Recruiting Trends: Who is up, down and holding steady in Big Ten
Mark Pszonak contributed to this report
Recruiting trends are always interesting to follow, especially for programs that don’t end up getting as much attention as the blue bloods. This week we will look at each Power Five conference and discover some teams trending up, down and remaining remarkably consistent. We start today with the Big Ten.
Recent Class Rankings: No. 57, No. 43, No. 41
Overview: When P.J. Fleck was hired in January 2017, he only had a couple of weeks to put together the No. 57 class in the country. Since then the Gophers have gone 5-7 and 7-6 on the field, while producing the No. 43 and No. 41 classes. There was plenty of excitement in Minneapolis after the Fleck hire, and while the Gophers have only been 12-13 in his two seasons, that general feeling still exists. However, more on-field success is expected in 2019 so it will be interesting to see if the Gophers can continue their recruiting rise if that does not happen.
Farrell’s take: Fleck’s first class didn’t have a four-star in it but he did a good job landing players from all over the country and his energy and aggressive recruiting nature started to show. The 2018 class was much better as he had a full cycle to establish relationships and four-stars such as Daniel Faalele and Curtis Dunlap chose Minnesota from IMG Academy in Florida. He had fewer four-stars in 2019 but the class was deeper, led by quarterback Jacob Clark. Fleck has proven he can be an effective recruiter at the Power Five level and this year if off to a solid but not spectacular start, so we’ll see if he can keep raising the bar.
Recent Class Rankings: No. 68, No. 49, No. 26
Overview: While Jeff Brohm was hired approximately a month before Fleck at Minnesota, he also had to scramble to piece together the No. 68 class in the country in 2017. The recruiting progress in this first two years in West Lafayette has been impressive though, producing the No. 49 class in 2018 and then the No. 26 class earlier this year. While only 13-13 during the last two seasons, Brohm has taken the Boilermakers to two consecutive bowls, which still has fans and recruits buzzing. However, will another .500 level season keep this buzz going?
Farrell’s take: Rondale Moore has helped put Purdue on the map and the yearly battle for Brohm’s services shows what a valuable coach he is. His first class had no prospect ranked higher than a 5.6 three-star, but he did a good job landing prospects from Florida and JUCOs. The 2018 class brought Moore, who was clearly underranked, and a bit more top end talent, but they were still searching for that elusive four-star talent. That came in 2019 with six four-stars led by local wide receiver David Bell and local defensive end George Karlaftis. Purdue has taken a big jump in recruiting, although 2020 has started slowly.
Recent Class Rankings: No. 65, No. 45, No. 39

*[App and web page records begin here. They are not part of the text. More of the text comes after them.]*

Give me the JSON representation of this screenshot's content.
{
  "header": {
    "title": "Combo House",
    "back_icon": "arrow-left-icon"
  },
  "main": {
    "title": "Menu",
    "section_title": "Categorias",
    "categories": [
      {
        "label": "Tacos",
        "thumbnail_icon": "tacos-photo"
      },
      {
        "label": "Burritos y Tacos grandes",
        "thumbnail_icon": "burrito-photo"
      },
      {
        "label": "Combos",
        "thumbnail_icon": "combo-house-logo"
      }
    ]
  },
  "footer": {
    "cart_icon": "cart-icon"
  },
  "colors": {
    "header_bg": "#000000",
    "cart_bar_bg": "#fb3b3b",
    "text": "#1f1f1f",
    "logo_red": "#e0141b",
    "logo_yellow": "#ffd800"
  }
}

Overview: The Hoosiers experienced an abrupt coaching change after the 2016 season when Kevin Wilson surprisingly resigned. Tom Allen took over the program and produced the No. 65, No. 45 and No. 39 classes in the country over the last three years. This has been somewhat of a surprising accomplishment, as the Hoosiers program has not had the same buzz as both Minnesota and Purdue since their coaching hires. Couple this with two consecutive 5-7 seasons and one would think that a winning season is necessary in 2019 for the Hoosiers to continue their positive recruiting trend.
Farrell’s take: The 2017 class was a scramble but Allen did a good job landing some talent and depth. Things were better in 2018, as Indiana landed four-star quarterback Michael Penix Jr. and many highly-regarded three-stars. However, Allen and company broke through in 2019 with four different four-stars led by locals Cameron Williams, Sampson James and Beau Robbins. The Hoosiers also landed a potential gem in Tiawan Mullen from Florida. The 2020 cycle has been highlighted by the commitment of Michigan four-star wide receiver Rashawn Williams, which send a message nationally that Indiana can battle the big boys for recruits.

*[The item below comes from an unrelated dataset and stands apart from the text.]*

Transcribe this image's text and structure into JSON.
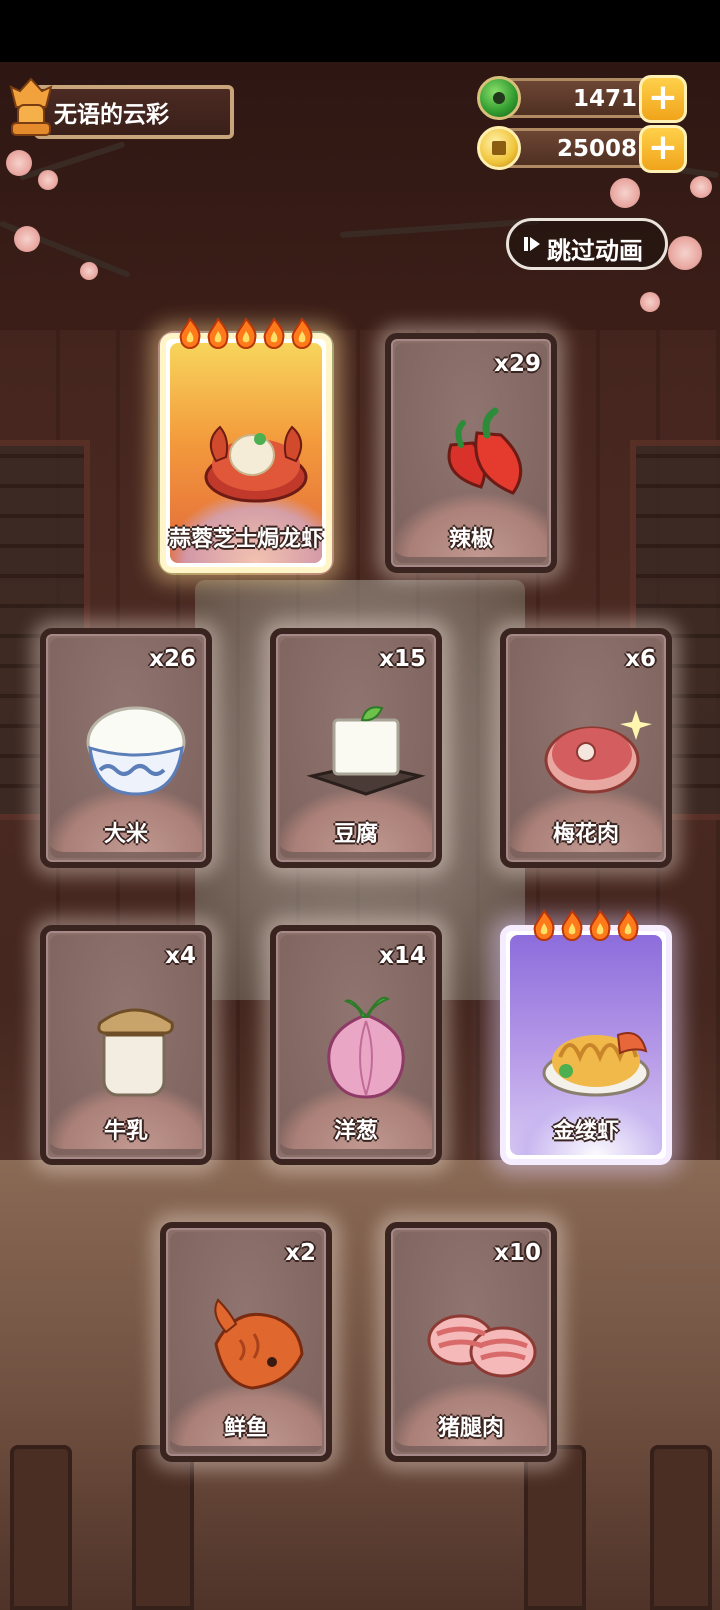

Recent Class Rankings: No. 17, No. 29, No. 62
Overview: Everything seemed to be going very well with recruiting in College Park until the university's irresponsible handling of the Jordan McNair tragedy threw the program into a tailspin. The firing of DJ Durkin, who pieced together the No. 17 class in 2017 and the No. 29 class in 2018, resulted in the collapse of the 2019 class. The hiring of Mike Locksley, a known top-level recruiter, was not enough to solidify the 2019 class, which finished at No. 62 this year. Given a full year to re-establish relationships in the DMV area, Locksley is likely to produce a rebound recruiting season for the Terrapins, but can he also create an upswing on the field?

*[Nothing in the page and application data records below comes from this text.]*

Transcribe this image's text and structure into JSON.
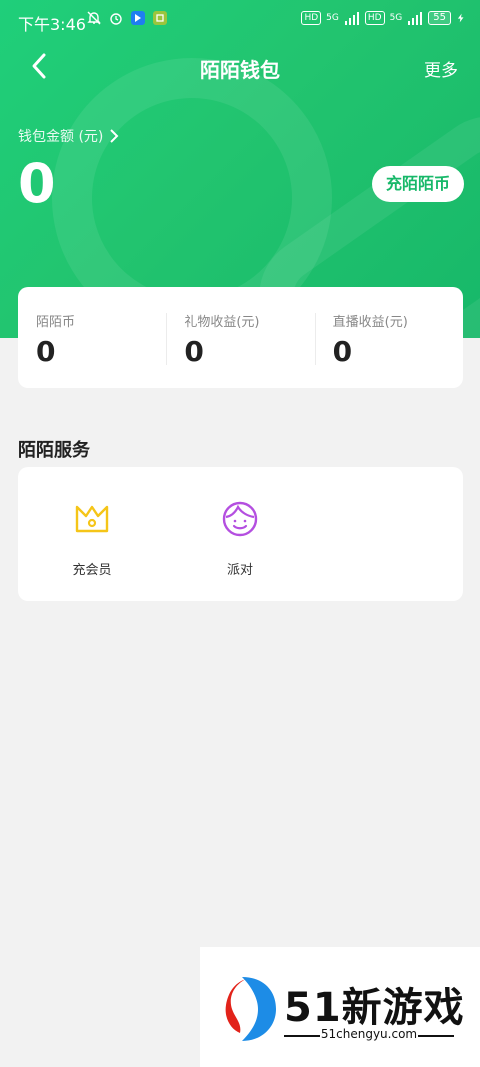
{
  "status_bar": {
    "time": "下午3:46",
    "net1": "5G",
    "net2": "5G",
    "hd": "HD",
    "battery": "55"
  },
  "nav": {
    "title": "陌陌钱包",
    "more": "更多"
  },
  "wallet": {
    "balance_label": "钱包金额 (元)",
    "balance_value": "0",
    "recharge_button": "充陌陌币"
  },
  "stats": [
    {
      "label": "陌陌币",
      "value": "0"
    },
    {
      "label": "礼物收益(元)",
      "value": "0"
    },
    {
      "label": "直播收益(元)",
      "value": "0"
    }
  ],
  "services": {
    "title": "陌陌服务",
    "items": [
      {
        "label": "充会员",
        "icon": "crown-icon",
        "color": "#f5c518"
      },
      {
        "label": "派对",
        "icon": "smiling-girl-icon",
        "color": "#b44fe0"
      }
    ]
  },
  "watermark": {
    "brand": "51新游戏",
    "url": "51chengyu.com"
  },
  "colors": {
    "accent": "#1fc872",
    "background": "#f2f2f2"
  }
}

Farrell’s take: Durkin was an elite level recruiter and once our National Recruiter of the Year, but his dismissal sent the program into a tailspin of sorts. Locksley is a great hire when it comes to recruiting because no one knows the area better and I expect better things in 2020. The on field product will really determine how well Locksley can recruit but despite the low ranking last year, he still pulled some surprises.
Recent Class Rankings: No. 48, No. 50, No. 71
Overview: The hiring of Lovie Smith in March 2016 was supposed to rejuvenate the Illinois program, but instead the Illini have gone 9-27 in his three seasons. The recruiting classes have followed suit, with the Illini dipping to No. 71 in 2019 after finishing at No. 48 and No. 50 in 2017 and 2018. This is likely a do-or-die season for Smith and the Illini, who desperately need more on-field success in 2019.
Farrell’s take: This is a bit misleading but facts are facts. the Illinois national recruiting ranking has fallen each of the last three years. However, the low ranking in 2019 was due to a very small class that was headlined by four-stars Isaiah Williams and Marquez Beason and the average star ranking was solid. This is a huge year in recruiting for Illinois and the program is off to a great start with two four-star commitments. Smith has been able to land some big fish in his time, something many didn’t think he could do, and you could argue that recruiting is trending up despite the national rankings.
Recent Class Rankings: No. 40, No. 40, No. 41
Overview: The Iowa football program is considered one of the more consistent and stable in the country, so it should come as no surprise that the Hawkeyes' recent recruiting classes have followed the same pattern. Having finished with the No. 40, No. 40 and No. 41 recruiting classes over the last three years, the Hawkeyes have gone 25-14 on the field during this stretch, while winning their last two bowl games. Kirk Ferentz has established a winning culture in Iowa City, so expect more of the same from the Hawkeyes with the class of 2020.
Farrell’s take: Talk about consistent. Iowa does not have a strong recruiting landscape so the program needs to head to Florida and into rival Big Ten states for much of its talent. The Hawkeyes also do a good job of developing players. The 2017 class brought a rare five-star in Illinois defensive end A.J. Epenesa and much of the Iowa classes are loaded with high three-stars, but they can get their share of four-stars and compete with the big boys in some cases. Iowa is a solid, steady program and the recruiting rankings show that.